Just because you grow plants that may be used for food or ornamental purposes , don't automatically associate your greenhouse with "work". Greenhouses are fun places to relax, read a book, and escape from the world. Most importantly, enjoy the rewards your greenhouse will offer, savor the fruits and vegetables all year long.

Friday, March 5, 2010

Orchid show

Last week I went to an annual orchid show and sale put on by the Tucson Orchid Society. It was hosted at one of the nurseries in town, and members offered orchids at outstanding prices. From the exterior it looked quite unimpressive, just an enclosed white tent. As I walked in, I was immersed in an exotic display of truly unbelievable orchids. Each and every plant was exquisite and deserved the recognition they received, ribbons given out by the judges. I'm not sure what the basis for the judging was, but I assume that it was done based on species with the best of each species receiving a first place ribbon.

One of the best examples of the fascinating out-of-the- ordinary orchids is the Dendrobium Pierardii. With few (if any leaves) it has it's stems hang down like vines. In this case the plant is anchored on a rock and the stems dangle at least five feet! The flowers are pink and white and they come out directly from the stems. This was one of the most unusual orchids I have seen and probably one of my favorites at the show.

There was a table set up displaying a large variety of orchids decorated with mosses and ferns, it really made you feel like you were in a jungle. I found some Tolumnias hidden in the midst of all these big orchids. Tolumnias are generally very small, and these specimens were just that, maybe two inches wide with flowers that were just ¼th of an inch in diameter.
Flowers of all sizes, colors and shapes were lurking around every corner with many orchid society members walking around socializing with the guests.
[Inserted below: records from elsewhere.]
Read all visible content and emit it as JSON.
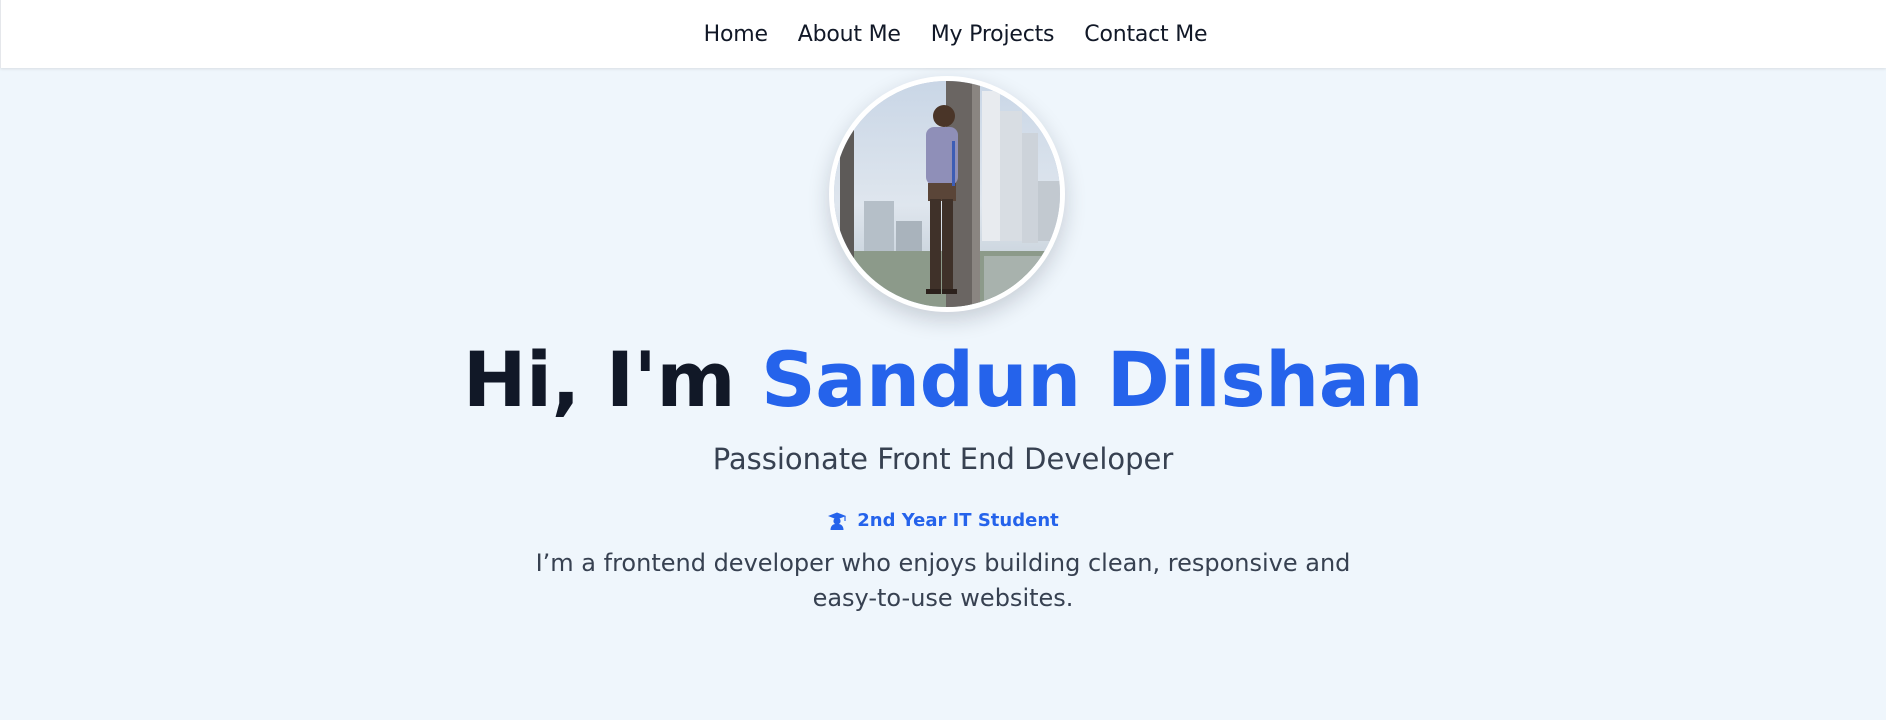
{
  "nav": {
    "items": [
      {
        "label": "Home"
      },
      {
        "label": "About Me"
      },
      {
        "label": "My Projects"
      },
      {
        "label": "Contact Me"
      }
    ]
  },
  "hero": {
    "avatar_icon": "profile-photo",
    "greeting": "Hi, I'm ",
    "name": "Sandun Dilshan",
    "subtitle": "Passionate Front End Developer",
    "badge": {
      "icon": "graduation-student-icon",
      "label": "2nd Year IT Student"
    },
    "bio": "I’m a frontend developer who enjoys building clean, responsive and easy-to-use websites."
  },
  "colors": {
    "accent": "#2563eb",
    "background": "#eff6fc",
    "heading": "#111827",
    "body_text": "#374151"
  }
}
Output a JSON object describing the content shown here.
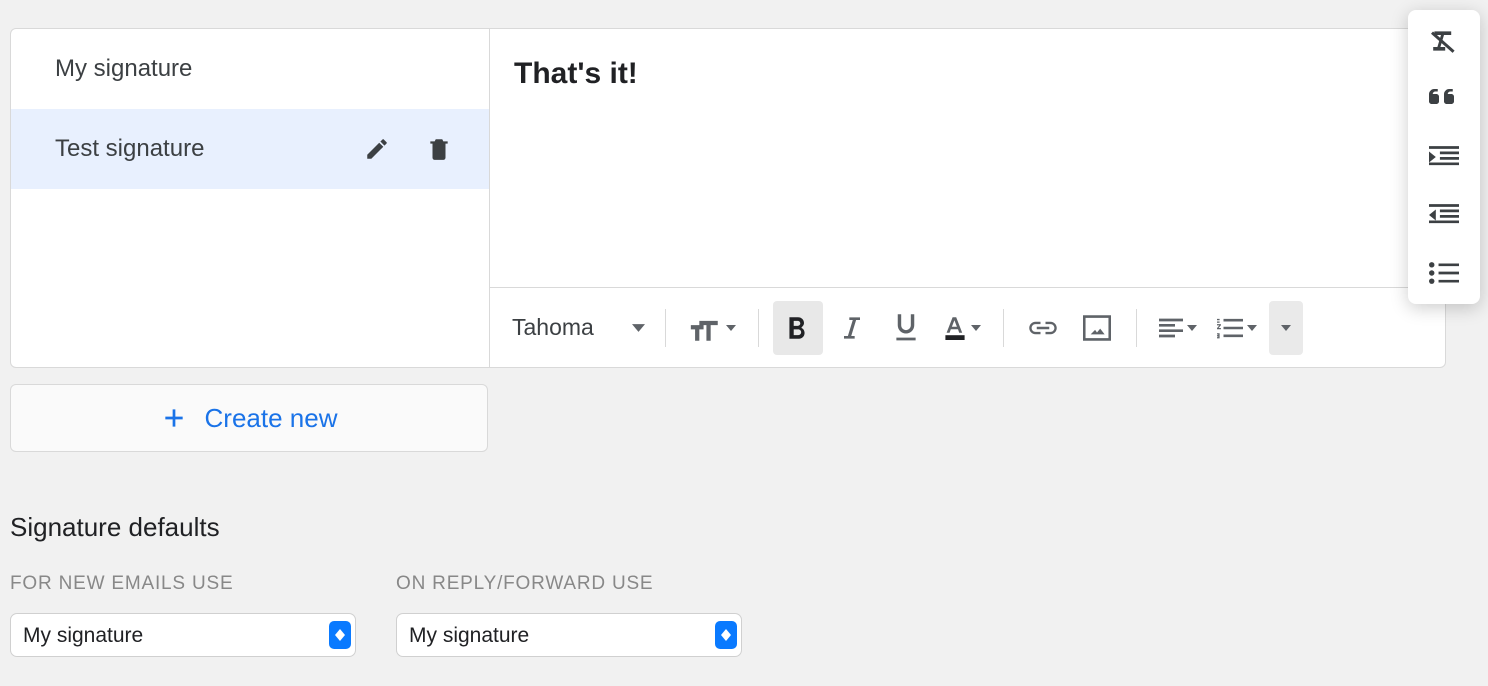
{
  "signatures": {
    "items": [
      {
        "name": "My signature",
        "selected": false
      },
      {
        "name": "Test signature",
        "selected": true
      }
    ]
  },
  "editor": {
    "content": "That's it!",
    "font_name": "Tahoma"
  },
  "create_new_label": "Create new",
  "defaults": {
    "title": "Signature defaults",
    "for_new": {
      "label": "FOR NEW EMAILS USE",
      "value": "My signature"
    },
    "on_reply": {
      "label": "ON REPLY/FORWARD USE",
      "value": "My signature"
    }
  }
}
A display and diagrams explaining the uses of different orchid growing mediums was useful for newbies like me. They had a lot of informational guides to growing and caring for orchids in addition to a lot of friendly people willing to describe (in length) everything from orchid care to orchid propagation. If you have never been to an orchid show, keep your eyes out and try to go to any that are in your area.